Y chromosome DNA testing tells us of a “non-paternity event” somewhere between Richard III (assuming not unreasonably that it is he) and what should have been his living agnates (your report, 3 December).
This discontinuity is unlikely to lie in any of the lines by which the Queen traces her descent from Edward III.
Effective legitimacy is in any case derived from relationship to the most recent well-established king or queen, who is undoubtedly Elizabeth II. This and the combined prestige of monarchs later than the possible break rule out any relevance for the contemporary succession.
But this is not to say that the mystery is without significance. Scientific testing of further medieval remains could tell us much that is of genuine interest, possibly even resolving some of the questions then violently disputed.

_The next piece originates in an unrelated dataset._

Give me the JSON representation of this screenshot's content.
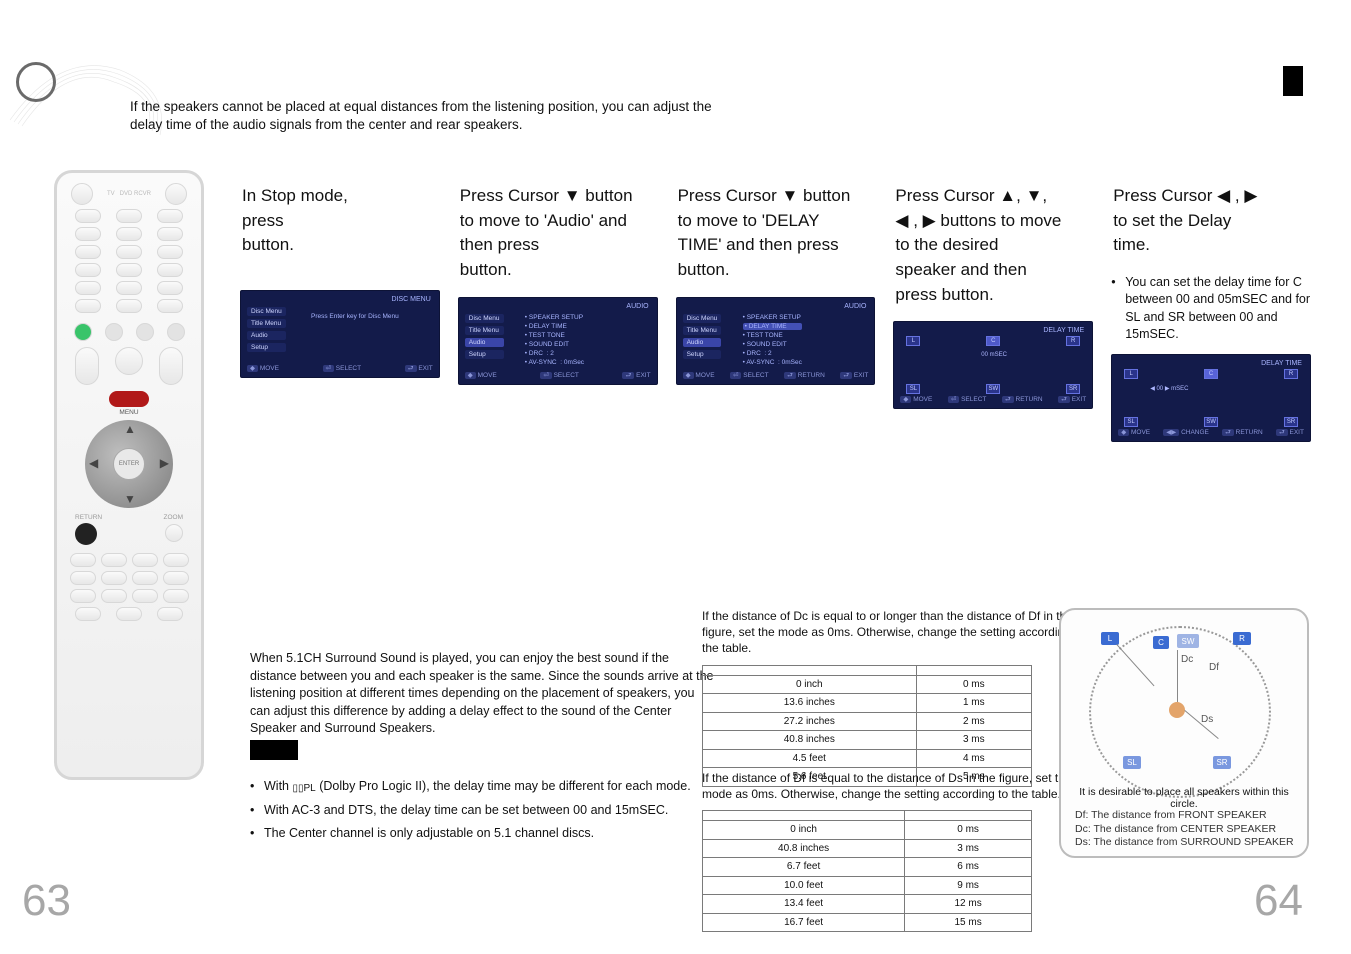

We know from the ethos of chivalry that those now dead wished (as many still do) for fame and lasting renown. It would be disingenuous to cite their “privacy” as an excuse to block investigations.
Many people who are ethnically British will be descended (by obscure paths) from great personalities of the Wars of the Roses and most have ancestors whose lives were taken by their quarrels. It would be churlish for those whose descent from them is recorded on velum or paper to claim exclusive ownership of them or deny information on the descent of others which is written in DNA.
The usual career “civil libertarians” raise objections to widespread DNA testing, including the risk that it may inadvertently reveal paternity. Other libertarians (including myself) would defend it on the same basis; that it upholds our right to know who we are.
Harrogate, North Yorkshire